Here in Zone 5a, the beauty of Fall is waning.
Time for reality, and tending to winterizing before it gets too cold out there. November is the perfect time for putting the garden to bed.
- Divide and cut back perennials.
Tall grasses should be tied with twine or tape, then whacked close to ground level with hedge trimmers. You can then divide the roots if necessary.
Daylilies, like the tall grasses, should be cut back if they aren’t already. About once every three years or so, the roots can be divided with pitchforks, as demonstrated in this clip.
- Dig up and store summer tubers, such as cannas, calla lilies, and dahlias.
- Gather seeds from the beautiful annuals you had in the garden this year. Shake dried seed pods directly into small plastic bags, making sure to slip in a small piece of paper that identifies the seed before sealing. Here’s a seed catalog project I’ve finally been able to achieve!
- Once the frost has hit them, dig out annuals and throw them on the compost pile.
- Fall is the perfect time to plant new trees or shrubs. The roots will need plenty of water and will establish themselves before the ground has a chance to freeze.
- Amend your soil. Here in the Western Pennsylvania region, clay soil is pretty much the norm. Amending the garden beds by adding compost annually really helps the plants and trees that are planted in this soil perform and breathe!
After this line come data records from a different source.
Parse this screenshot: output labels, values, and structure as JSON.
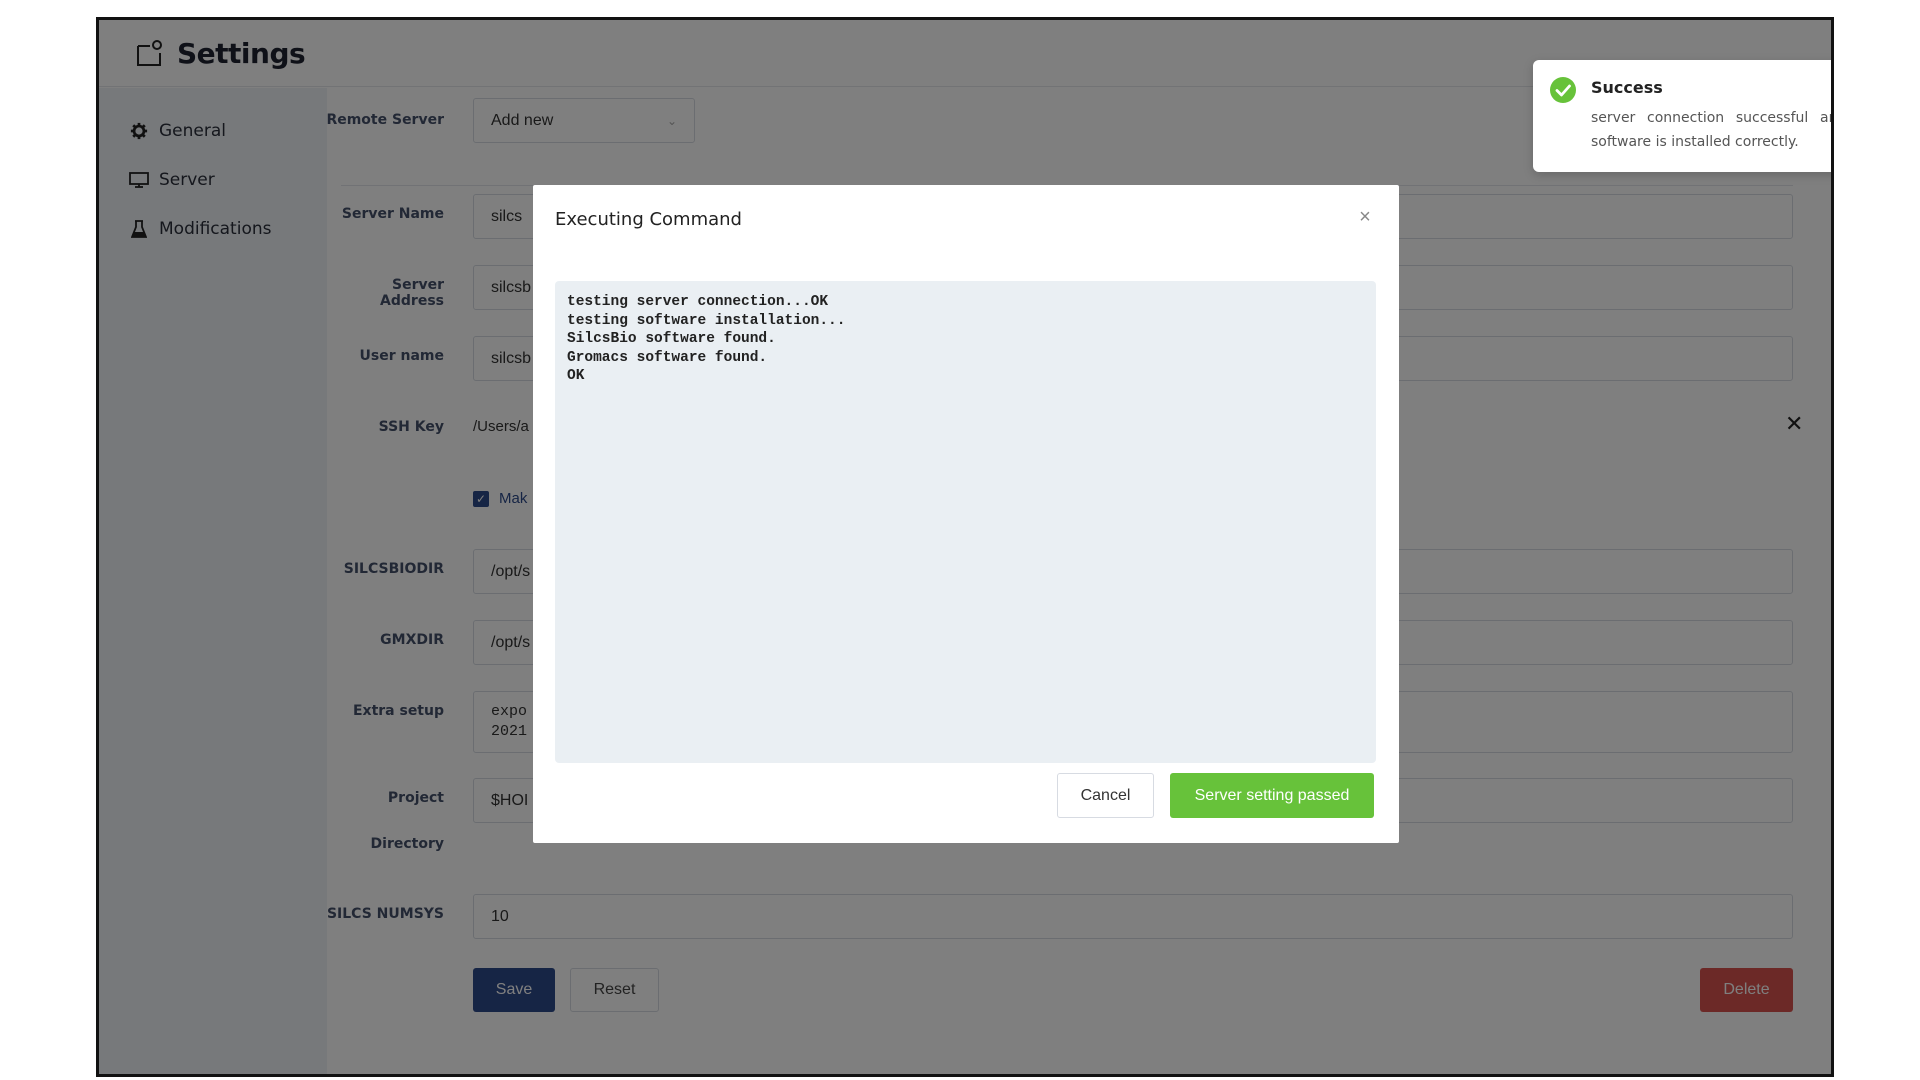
{
  "header": {
    "title": "Settings",
    "logo_icon": "settings-page-icon"
  },
  "sidebar": {
    "items": [
      {
        "label": "General",
        "icon": "gear-icon"
      },
      {
        "label": "Server",
        "icon": "monitor-icon"
      },
      {
        "label": "Modifications",
        "icon": "flask-icon"
      }
    ]
  },
  "form": {
    "remote_server": {
      "label": "Remote Server",
      "value": "Add new"
    },
    "server_name": {
      "label": "Server Name",
      "value": "silcs"
    },
    "server_address": {
      "label": "Server Address",
      "value": "silcsb"
    },
    "user_name": {
      "label": "User name",
      "value": "silcsb"
    },
    "ssh_key": {
      "label": "SSH Key",
      "value": "/Users/a"
    },
    "make_checkbox": {
      "label": "Mak",
      "checked": true
    },
    "silcsbiodir": {
      "label": "SILCSBIODIR",
      "value": "/opt/s"
    },
    "gmxdir": {
      "label": "GMXDIR",
      "value": "/opt/s"
    },
    "extra_setup": {
      "label": "Extra setup",
      "value_line1": "expo",
      "value_line2": "2021"
    },
    "project_dir": {
      "label_line1": "Project",
      "label_line2": "Directory",
      "value": "$HOI"
    },
    "silcs_numsys": {
      "label": "SILCS NUMSYS",
      "value": "10"
    },
    "buttons": {
      "save": "Save",
      "reset": "Reset",
      "delete": "Delete"
    }
  },
  "modal": {
    "title": "Executing Command",
    "console": "testing server connection...OK\ntesting software installation...\nSilcsBio software found.\nGromacs software found.\nOK",
    "cancel": "Cancel",
    "confirm": "Server setting passed"
  },
  "toast": {
    "title": "Success",
    "message": "server connection successful and the software is installed correctly.",
    "icon": "check-circle-icon"
  },
  "colors": {
    "primary": "#2d4a8a",
    "success": "#67c23a",
    "danger": "#d9534f"
  }
}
- Empty hoses and shut off water from inside the house. Bring those clay crocks and other breakables inside, they
maywill break 😦
- Take a look at your bird feeder location. Make sure it’s high enough to discourage ground invaders, in a nice sunny spot so birds will enjoy the location. And make sure it’s not in the range of any domesticated animal run. Sound like experience talking here?
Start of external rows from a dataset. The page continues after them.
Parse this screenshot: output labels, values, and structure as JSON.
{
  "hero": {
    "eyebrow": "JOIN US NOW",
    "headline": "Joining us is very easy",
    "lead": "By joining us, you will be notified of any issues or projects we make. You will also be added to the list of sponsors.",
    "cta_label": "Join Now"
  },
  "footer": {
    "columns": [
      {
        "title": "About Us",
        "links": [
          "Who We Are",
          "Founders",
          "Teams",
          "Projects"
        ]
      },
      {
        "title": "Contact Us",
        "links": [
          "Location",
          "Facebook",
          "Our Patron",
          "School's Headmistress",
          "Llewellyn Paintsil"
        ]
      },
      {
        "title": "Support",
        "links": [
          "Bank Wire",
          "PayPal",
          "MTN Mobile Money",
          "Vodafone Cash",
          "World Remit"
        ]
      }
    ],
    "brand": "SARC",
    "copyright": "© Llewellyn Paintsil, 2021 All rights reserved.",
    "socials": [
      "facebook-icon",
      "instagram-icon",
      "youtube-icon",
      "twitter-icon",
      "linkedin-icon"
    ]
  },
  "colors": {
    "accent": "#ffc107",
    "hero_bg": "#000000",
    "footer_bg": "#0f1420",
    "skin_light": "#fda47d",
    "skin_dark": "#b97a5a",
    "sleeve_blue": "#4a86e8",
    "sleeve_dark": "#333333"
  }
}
- Place a stick in the bird bath, so that when the water freezes, you will be able to remove the ice and refill with fresh water.
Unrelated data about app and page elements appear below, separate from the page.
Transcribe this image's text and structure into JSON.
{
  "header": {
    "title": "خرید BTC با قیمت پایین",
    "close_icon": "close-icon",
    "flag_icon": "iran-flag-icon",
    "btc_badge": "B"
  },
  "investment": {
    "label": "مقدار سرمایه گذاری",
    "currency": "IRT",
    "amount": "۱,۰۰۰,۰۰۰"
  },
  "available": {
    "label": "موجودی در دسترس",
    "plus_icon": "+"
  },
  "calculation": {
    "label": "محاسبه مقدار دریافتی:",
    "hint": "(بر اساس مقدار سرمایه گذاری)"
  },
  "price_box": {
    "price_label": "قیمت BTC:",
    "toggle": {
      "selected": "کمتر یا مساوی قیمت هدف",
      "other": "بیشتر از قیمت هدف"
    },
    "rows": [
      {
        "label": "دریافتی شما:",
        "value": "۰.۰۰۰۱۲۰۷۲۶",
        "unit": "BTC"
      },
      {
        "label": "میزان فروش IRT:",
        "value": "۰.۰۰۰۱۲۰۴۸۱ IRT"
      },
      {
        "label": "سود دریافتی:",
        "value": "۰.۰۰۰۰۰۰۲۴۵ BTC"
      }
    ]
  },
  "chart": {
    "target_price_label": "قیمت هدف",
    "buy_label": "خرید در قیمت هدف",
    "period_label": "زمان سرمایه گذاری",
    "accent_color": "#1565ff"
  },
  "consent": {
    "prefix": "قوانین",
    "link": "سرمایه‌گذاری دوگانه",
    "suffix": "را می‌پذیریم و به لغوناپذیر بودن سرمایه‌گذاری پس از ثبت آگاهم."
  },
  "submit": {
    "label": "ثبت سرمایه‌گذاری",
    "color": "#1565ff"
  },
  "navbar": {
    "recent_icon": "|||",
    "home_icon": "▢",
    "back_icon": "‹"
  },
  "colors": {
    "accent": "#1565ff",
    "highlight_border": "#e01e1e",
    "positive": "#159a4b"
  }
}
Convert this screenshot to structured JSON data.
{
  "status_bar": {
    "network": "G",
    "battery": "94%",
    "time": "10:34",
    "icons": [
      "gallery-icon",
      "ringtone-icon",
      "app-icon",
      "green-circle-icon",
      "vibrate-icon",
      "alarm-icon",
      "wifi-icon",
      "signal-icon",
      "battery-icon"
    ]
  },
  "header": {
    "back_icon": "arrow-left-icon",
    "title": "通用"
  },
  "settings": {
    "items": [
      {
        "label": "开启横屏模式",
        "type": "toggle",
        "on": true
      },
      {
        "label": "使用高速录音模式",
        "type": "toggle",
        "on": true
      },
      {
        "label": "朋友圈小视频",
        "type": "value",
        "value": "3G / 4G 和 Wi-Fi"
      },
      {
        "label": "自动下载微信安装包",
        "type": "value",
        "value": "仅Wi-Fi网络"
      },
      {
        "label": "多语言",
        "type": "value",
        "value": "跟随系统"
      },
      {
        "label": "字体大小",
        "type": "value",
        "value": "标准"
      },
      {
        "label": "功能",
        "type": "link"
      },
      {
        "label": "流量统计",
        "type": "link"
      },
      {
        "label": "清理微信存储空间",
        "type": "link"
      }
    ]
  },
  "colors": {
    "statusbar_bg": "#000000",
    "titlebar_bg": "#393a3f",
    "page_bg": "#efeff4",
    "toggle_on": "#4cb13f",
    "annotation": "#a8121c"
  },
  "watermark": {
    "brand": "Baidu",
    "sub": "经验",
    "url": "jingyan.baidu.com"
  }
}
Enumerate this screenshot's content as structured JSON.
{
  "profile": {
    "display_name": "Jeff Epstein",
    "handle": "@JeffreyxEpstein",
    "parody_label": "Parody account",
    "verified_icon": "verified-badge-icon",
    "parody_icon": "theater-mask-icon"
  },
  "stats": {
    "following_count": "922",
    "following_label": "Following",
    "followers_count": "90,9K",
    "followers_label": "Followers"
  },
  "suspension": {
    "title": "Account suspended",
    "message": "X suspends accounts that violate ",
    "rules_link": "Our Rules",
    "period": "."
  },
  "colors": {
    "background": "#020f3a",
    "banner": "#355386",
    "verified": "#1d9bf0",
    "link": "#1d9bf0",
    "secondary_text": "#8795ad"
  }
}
- Protect cold-sensitive plants. This could mean mulching with leaves or constructing burlap enclosures and filling with leaves. Anything to keep the plants protected, but not too warm as to encourage growth.
With minimal pain, you will have a head start on the Spring chores once Mr. Winter goes back into hibernation.
Not to rush life along, but I’m soo looking forward to Spring!